Climate data have shown that the variance between daily lows and highs may have played a role in the lower average temperature because the fluctuations were much more subdued. Generally, the mornings were warmer due to nightly cloud cover and the evenings were cooler because the clouds had dissipated. There were documented fluctuations of cloud cover for various locations that suggested it was a nightly occurrence and the sun killed them off, much like a fog. The class boundaries between 1810–1830 without volcanically perturbed years was ~7.9 °C. This is contrasted by the volcanically perturbed years (1815–1817) where the delta was only ~2.3 °C. This meant that the mean annual cycle in 1816 was more linear than bell shaped and 1817 endured cooling across the board. Southeastern England, northern France, and the Netherlands experienced the greatest amount of cooling in Europe; complemented by New York, New Hampshire, Delaware, and Rhode Island in North America (Bodenmann et al. 2011).

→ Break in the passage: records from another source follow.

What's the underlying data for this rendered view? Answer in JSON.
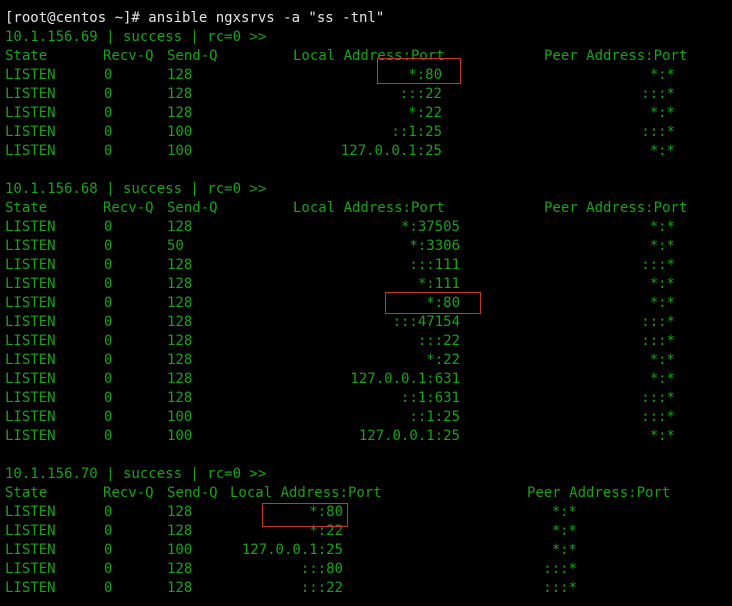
{
  "command_line": "[root@centos ~]# ansible ngxsrvs -a \"ss -tnl\"",
  "header": {
    "state": "State",
    "recvq": "Recv-Q",
    "sendq": "Send-Q",
    "local": "Local Address:Port",
    "peer": "Peer Address:Port"
  },
  "blocks": [
    {
      "summary": "10.1.156.69 | success | rc=0 >>",
      "rows": [
        {
          "state": "LISTEN",
          "recvq": "0",
          "sendq": "128",
          "local": "*:80",
          "peer": "*:*"
        },
        {
          "state": "LISTEN",
          "recvq": "0",
          "sendq": "128",
          "local": ":::22",
          "peer": ":::*"
        },
        {
          "state": "LISTEN",
          "recvq": "0",
          "sendq": "128",
          "local": "*:22",
          "peer": "*:*"
        },
        {
          "state": "LISTEN",
          "recvq": "0",
          "sendq": "100",
          "local": "::1:25",
          "peer": ":::*"
        },
        {
          "state": "LISTEN",
          "recvq": "0",
          "sendq": "100",
          "local": "127.0.0.1:25",
          "peer": "*:*"
        }
      ]
    },
    {
      "summary": "10.1.156.68 | success | rc=0 >>",
      "rows": [
        {
          "state": "LISTEN",
          "recvq": "0",
          "sendq": "128",
          "local": "*:37505",
          "peer": "*:*"
        },
        {
          "state": "LISTEN",
          "recvq": "0",
          "sendq": "50",
          "local": "*:3306",
          "peer": "*:*"
        },
        {
          "state": "LISTEN",
          "recvq": "0",
          "sendq": "128",
          "local": ":::111",
          "peer": ":::*"
        },
        {
          "state": "LISTEN",
          "recvq": "0",
          "sendq": "128",
          "local": "*:111",
          "peer": "*:*"
        },
        {
          "state": "LISTEN",
          "recvq": "0",
          "sendq": "128",
          "local": "*:80",
          "peer": "*:*"
        },
        {
          "state": "LISTEN",
          "recvq": "0",
          "sendq": "128",
          "local": ":::47154",
          "peer": ":::*"
        },
        {
          "state": "LISTEN",
          "recvq": "0",
          "sendq": "128",
          "local": ":::22",
          "peer": ":::*"
        },
        {
          "state": "LISTEN",
          "recvq": "0",
          "sendq": "128",
          "local": "*:22",
          "peer": "*:*"
        },
        {
          "state": "LISTEN",
          "recvq": "0",
          "sendq": "128",
          "local": "127.0.0.1:631",
          "peer": "*:*"
        },
        {
          "state": "LISTEN",
          "recvq": "0",
          "sendq": "128",
          "local": "::1:631",
          "peer": ":::*"
        },
        {
          "state": "LISTEN",
          "recvq": "0",
          "sendq": "100",
          "local": "::1:25",
          "peer": ":::*"
        },
        {
          "state": "LISTEN",
          "recvq": "0",
          "sendq": "100",
          "local": "127.0.0.1:25",
          "peer": "*:*"
        }
      ]
    },
    {
      "summary": "10.1.156.70 | success | rc=0 >>",
      "rows": [
        {
          "state": "LISTEN",
          "recvq": "0",
          "sendq": "128",
          "local": "*:80",
          "peer": "*:*"
        },
        {
          "state": "LISTEN",
          "recvq": "0",
          "sendq": "128",
          "local": "*:22",
          "peer": "*:*"
        },
        {
          "state": "LISTEN",
          "recvq": "0",
          "sendq": "100",
          "local": "127.0.0.1:25",
          "peer": "*:*"
        },
        {
          "state": "LISTEN",
          "recvq": "0",
          "sendq": "128",
          "local": ":::80",
          "peer": ":::*"
        },
        {
          "state": "LISTEN",
          "recvq": "0",
          "sendq": "128",
          "local": ":::22",
          "peer": ":::*"
        }
      ]
    }
  ],
  "colors": {
    "background": "#000000",
    "output_text": "#19a319",
    "command_text": "#e6e6e6",
    "highlight_box": "#c0392b"
  }
}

The documented rainfall was as much as 80 percent more than the calculated normal with regards to 1816, unusually high amounts of snow were found in Switzerland, France, Germany, and Poland. This is again contrasted by the unusually low precipitations in 1818 which caused droughts throughout most of Europe and Asia (Auchmann et al. 2012). Russia had already experienced unseasonably warm and dry summers since 1815 and this continued for the next three years. There are also documented reductions in ocean temperature near the Baltic Sea, North Sea, and Mediterranean. This seems to have been an indicator of shifted oceanic circulation patterns and possibly changed wind direction and speed (Meronen et al. 2012). This is further supported by the recorded observations of a British fleet sent to explore the Arctic Circle; they found large ice sheets miles off the coast of Greenland, where two years prior they had been shoved along the east coast of Greenland. Contemporary scientists attributed the Year Without a Summer to the drifting polar ice sheets rather than the eruption of Tambora because of its proximity to England.
Taking into account the Dalton Minimum, and the presence of famine and droughts predating the eruption, the Tambora volcanic event accelerated or exacerbated the extreme climate conditions of 1815. While other eruptions and other climatological events would have led to a global cooling of about 0.2 °C, Tambora increased that number substantially.
Source: Oppenheimer (2003), and Smithsonian Global Volcanism Program for VEI.